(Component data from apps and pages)

....

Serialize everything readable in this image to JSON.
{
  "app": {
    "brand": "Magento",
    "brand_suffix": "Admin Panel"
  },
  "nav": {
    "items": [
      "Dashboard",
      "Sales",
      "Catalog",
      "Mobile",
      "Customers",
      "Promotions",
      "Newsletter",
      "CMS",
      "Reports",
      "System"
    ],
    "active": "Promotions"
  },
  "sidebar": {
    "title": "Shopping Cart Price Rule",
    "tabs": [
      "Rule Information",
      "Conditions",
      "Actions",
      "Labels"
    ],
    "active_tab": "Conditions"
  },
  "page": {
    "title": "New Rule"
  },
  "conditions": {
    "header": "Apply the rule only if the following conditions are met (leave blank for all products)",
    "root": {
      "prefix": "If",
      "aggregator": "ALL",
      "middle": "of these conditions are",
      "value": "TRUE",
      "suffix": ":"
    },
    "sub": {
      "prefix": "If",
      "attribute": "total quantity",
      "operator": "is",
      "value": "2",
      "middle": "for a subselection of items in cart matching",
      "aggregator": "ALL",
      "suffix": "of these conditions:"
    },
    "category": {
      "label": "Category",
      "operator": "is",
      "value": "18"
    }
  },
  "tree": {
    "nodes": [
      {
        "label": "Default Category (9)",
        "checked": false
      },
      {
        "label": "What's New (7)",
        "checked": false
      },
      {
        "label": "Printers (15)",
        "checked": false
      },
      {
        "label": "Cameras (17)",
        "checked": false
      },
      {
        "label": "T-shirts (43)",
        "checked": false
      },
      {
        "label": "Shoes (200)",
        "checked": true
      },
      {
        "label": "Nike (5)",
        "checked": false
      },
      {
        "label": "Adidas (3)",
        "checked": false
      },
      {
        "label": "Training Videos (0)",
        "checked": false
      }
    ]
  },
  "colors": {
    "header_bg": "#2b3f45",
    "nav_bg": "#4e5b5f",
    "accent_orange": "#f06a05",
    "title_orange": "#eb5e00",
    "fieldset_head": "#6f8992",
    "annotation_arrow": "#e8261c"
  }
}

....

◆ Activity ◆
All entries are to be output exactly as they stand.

◆ Answer to this task ◆
Serialize everything readable in this image to JSON.
{
  "app": {
    "brand": "Magento",
    "brand_suffix": "Admin Panel"
  },
  "nav": {
    "items": [
      "Dashboard",
      "Sales",
      "Catalog",
      "Mobile",
      "Customers",
      "Promotions",
      "Newsletter",
      "CMS",
      "Reports",
      "System"
    ],
    "active": "Promotions"
  },
  "sidebar": {
    "title": "Shopping Cart Price Rule",
    "tabs": [
      "Rule Information",
      "Conditions",
      "Actions",
      "Labels"
    ],
    "active_tab": "Conditions"
  },
  "page": {
    "title": "New Rule"
  },
  "conditions": {
    "header": "Apply the rule only if the following conditions are met (leave blank for all products)",
    "root": {
      "prefix": "If",
      "aggregator": "ALL",
      "middle": "of these conditions are",
      "value": "TRUE",
      "suffix": ":"
    },
    "sub": {
      "prefix": "If",
      "attribute": "total quantity",
      "operator": "is",
      "value": "2",
      "middle": "for a subselection of items in cart matching",
      "aggregator": "ALL",
      "suffix": "of these conditions:"
    },
    "category": {
      "label": "Category",
      "operator": "is",
      "value": "18"
    }
  },
  "tree": {
    "nodes": [
      {
        "label": "Default Category (9)",
        "checked": false
      },
      {
        "label": "What's New (7)",
        "checked": false
      },
      {
        "label": "Printers (15)",
        "checked": false
      },
      {
        "label": "Cameras (17)",
        "checked": false
      },
      {
        "label": "T-shirts (43)",
        "checked": false
      },
      {
        "label": "Shoes (200)",
        "checked": true
      },
      {
        "label": "Nike (5)",
        "checked": false
      },
      {
        "label": "Adidas (3)",
        "checked": false
      },
      {
        "label": "Training Videos (0)",
        "checked": false
      }
    ]
  },
  "colors": {
    "header_bg": "#2b3f45",
    "nav_bg": "#4e5b5f",
    "accent_orange": "#f06a05",
    "title_orange": "#eb5e00",
    "fieldset_head": "#6f8992",
    "annotation_arrow": "#e8261c"
  }
}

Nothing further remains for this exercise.